SEP: In my own work, I don't make any distinction at all. People say, what do you write? I say, I write romance, women's fiction, chicklit. I think it all fits very comfortably under the same umbrella. Basically, I write books for women—books about relationships, books that make you laugh and sometimes make you cry a little.

GG: What has to be in a book for it to be considered a romance?

SEP: The love story between the hero and the heroine has to be at the center of the book. I think that's pretty true in my books. I usually write a secondary love story, with maybe nontraditional characters. Sometimes I write older characters. I'm interested in female friendships, and family relationships. So I don't write the traditional romance, where you just have the hero and the heroine's love story. I like intertwining relationships.

GG: After all of these books, where do you get your inspiration?

SEP: A warehouse outside of Tulsa. (Laughs). I don't know. It doesn't get easier for me. It gets harder, because I'm really close with my readers. My website bulletin board is the place I interact with my readers. I do a lot of signings. I feel like they're my friends. And I don't want to disappoint anybody. I kind of write from a place of fear, which may not be the best way to do it. I always want to try to bring something fresh to every book. It's getting harder instead of easier. I feel like I work harder with each book. But I don't want it to show on the pages, that's for sure.

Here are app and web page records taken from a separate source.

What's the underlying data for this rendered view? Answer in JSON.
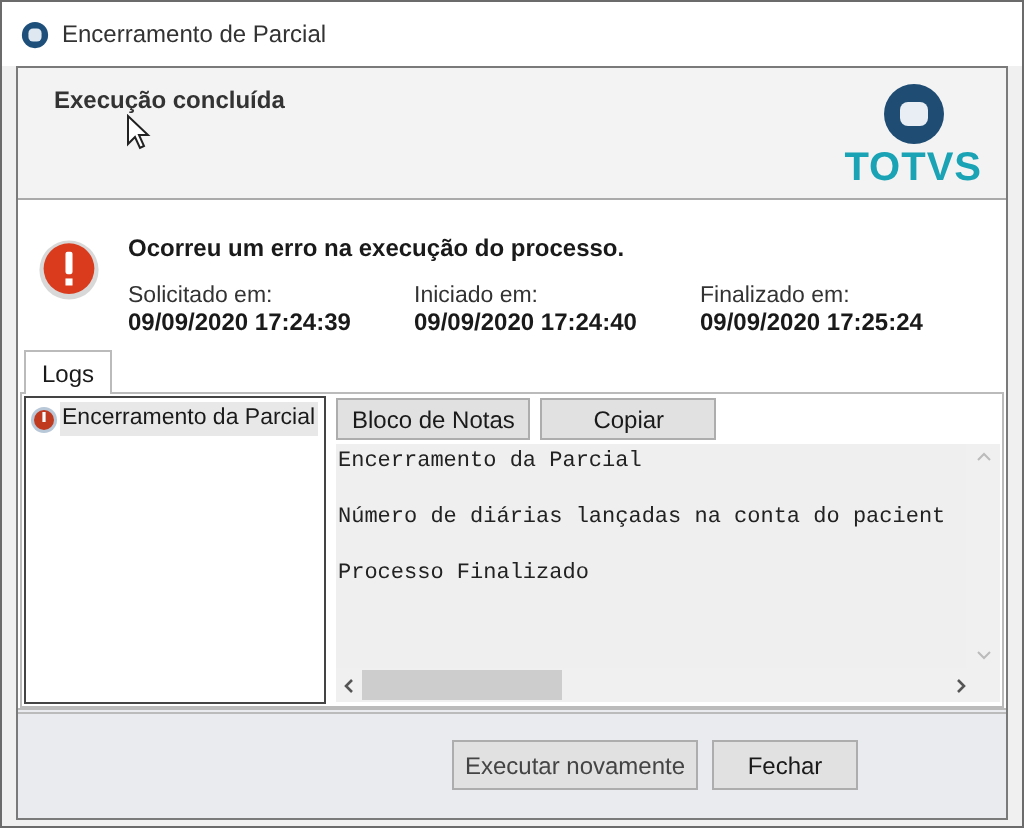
{
  "window": {
    "title": "Encerramento de Parcial"
  },
  "header": {
    "title": "Execução concluída",
    "logo": "TOTVS"
  },
  "message": "Ocorreu um erro na execução do processo.",
  "times": [
    {
      "label": "Solicitado em:",
      "value": "09/09/2020 17:24:39"
    },
    {
      "label": "Iniciado em:",
      "value": "09/09/2020 17:24:40"
    },
    {
      "label": "Finalizado em:",
      "value": "09/09/2020 17:25:24"
    }
  ],
  "tabs": [
    {
      "label": "Logs",
      "selected": true
    }
  ],
  "tree": [
    {
      "label": "Encerramento da Parcial",
      "selected": true
    }
  ],
  "log_buttons": [
    "Bloco de Notas",
    "Copiar"
  ],
  "log_lines": [
    "Encerramento da Parcial",
    "Número de diárias lançadas na conta do pacient",
    "Processo Finalizado"
  ],
  "buttons": [
    "Executar novamente",
    "Fechar"
  ]
}
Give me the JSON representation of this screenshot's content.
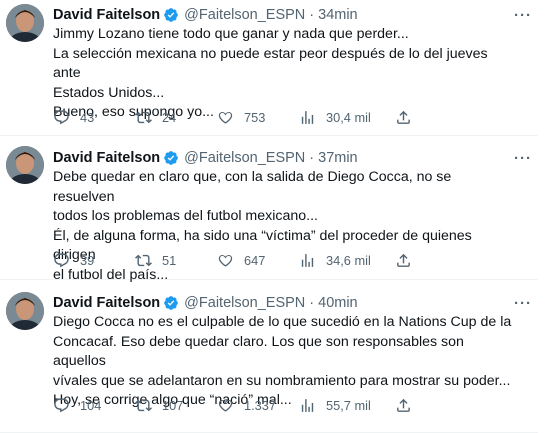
{
  "author": {
    "name": "David Faitelson",
    "handle": "@Faitelson_ESPN"
  },
  "tweets": [
    {
      "time": "34min",
      "lines": [
        "Jimmy Lozano tiene todo que ganar y nada que perder...",
        "La selección mexicana no puede estar peor después de lo del jueves ante",
        "Estados Unidos...",
        "Bueno, eso supongo yo..."
      ],
      "replies": "43",
      "retweets": "24",
      "likes": "753",
      "views": "30,4 mil"
    },
    {
      "time": "37min",
      "lines": [
        "Debe quedar en claro que, con la salida de Diego Cocca, no se resuelven",
        "todos los problemas del futbol mexicano...",
        "Él, de alguna forma, ha sido una “víctima” del proceder de quienes dirigen",
        "el futbol del país..."
      ],
      "replies": "39",
      "retweets": "51",
      "likes": "647",
      "views": "34,6 mil"
    },
    {
      "time": "40min",
      "lines": [
        "Diego Cocca no es el culpable de lo que sucedió en la Nations Cup de la",
        "Concacaf. Eso debe quedar claro. Los que son responsables son aquellos",
        "vívales que se adelantaron en su nombramiento para mostrar su poder...",
        "Hoy, se corrige algo que “nació” mal..."
      ],
      "replies": "104",
      "retweets": "107",
      "likes": "1.337",
      "views": "55,7 mil"
    }
  ],
  "icons": {
    "verified": "verified-badge-icon",
    "more": "more-dots-icon",
    "reply": "reply-icon",
    "retweet": "retweet-icon",
    "like": "heart-icon",
    "views": "views-bar-icon",
    "share": "share-icon"
  },
  "colors": {
    "verified": "#1d9bf0",
    "text": "#0f1419",
    "muted": "#536471"
  }
}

GG: What are your work habits? Do you write every day?

SEP: I do. I write pretty much a 9 to 5 day, Monday through Friday. Saturday and Sunday, I try to get a couple hours in each day, just so that I don't lose the flow, and have to have a cold start.

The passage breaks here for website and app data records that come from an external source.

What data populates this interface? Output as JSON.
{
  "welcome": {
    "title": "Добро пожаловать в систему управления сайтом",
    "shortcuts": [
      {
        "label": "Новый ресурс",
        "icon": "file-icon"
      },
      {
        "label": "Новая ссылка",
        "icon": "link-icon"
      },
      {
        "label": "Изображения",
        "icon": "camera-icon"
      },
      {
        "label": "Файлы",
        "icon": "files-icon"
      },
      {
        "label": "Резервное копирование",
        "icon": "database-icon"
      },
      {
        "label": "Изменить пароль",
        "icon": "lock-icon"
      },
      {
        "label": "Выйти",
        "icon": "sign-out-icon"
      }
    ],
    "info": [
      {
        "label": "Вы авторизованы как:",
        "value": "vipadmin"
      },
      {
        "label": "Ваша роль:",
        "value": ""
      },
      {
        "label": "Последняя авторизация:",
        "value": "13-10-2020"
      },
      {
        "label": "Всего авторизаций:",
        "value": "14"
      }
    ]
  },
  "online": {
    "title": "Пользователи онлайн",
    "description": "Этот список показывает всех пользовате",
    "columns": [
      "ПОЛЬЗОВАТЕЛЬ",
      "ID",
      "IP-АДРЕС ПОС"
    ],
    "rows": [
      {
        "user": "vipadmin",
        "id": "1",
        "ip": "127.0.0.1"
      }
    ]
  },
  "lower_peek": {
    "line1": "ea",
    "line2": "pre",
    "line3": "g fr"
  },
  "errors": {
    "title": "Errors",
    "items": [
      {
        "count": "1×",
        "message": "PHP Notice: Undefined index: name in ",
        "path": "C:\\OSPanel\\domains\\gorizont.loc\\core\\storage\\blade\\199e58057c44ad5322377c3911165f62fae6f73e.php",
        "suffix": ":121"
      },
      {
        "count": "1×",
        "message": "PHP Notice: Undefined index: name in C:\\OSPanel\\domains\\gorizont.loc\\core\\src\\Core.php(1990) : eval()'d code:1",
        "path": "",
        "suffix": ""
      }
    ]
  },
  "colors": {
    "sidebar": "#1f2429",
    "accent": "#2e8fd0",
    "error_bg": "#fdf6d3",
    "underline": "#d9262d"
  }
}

GG: That's a lot of writing.

SEP: It's a lot of writing, but I'm just very, very slow. I would not make it as a journalist, I've got to tell you. I sweat bullets over every sentence, and sometimes, you know, a day will pass and I've written one paragraph, and I've been at the computer for four hours.

GG: They would rip it out of your hands at a publication.

SEP: Oh, I know. I hope I never have to do that.

GG: Has your own love life been romantic?

SEP: We're married 34 years, I think it is now. I'm bad with numbers. My husband is the keeper of the records. But yes. We have two just fabulous sons, one of whom is getting married very soon, and one who is married, and we have our first grandbaby on the way. If that's not a love story, man, I don't know what is.

For a little love, try Phillip's website.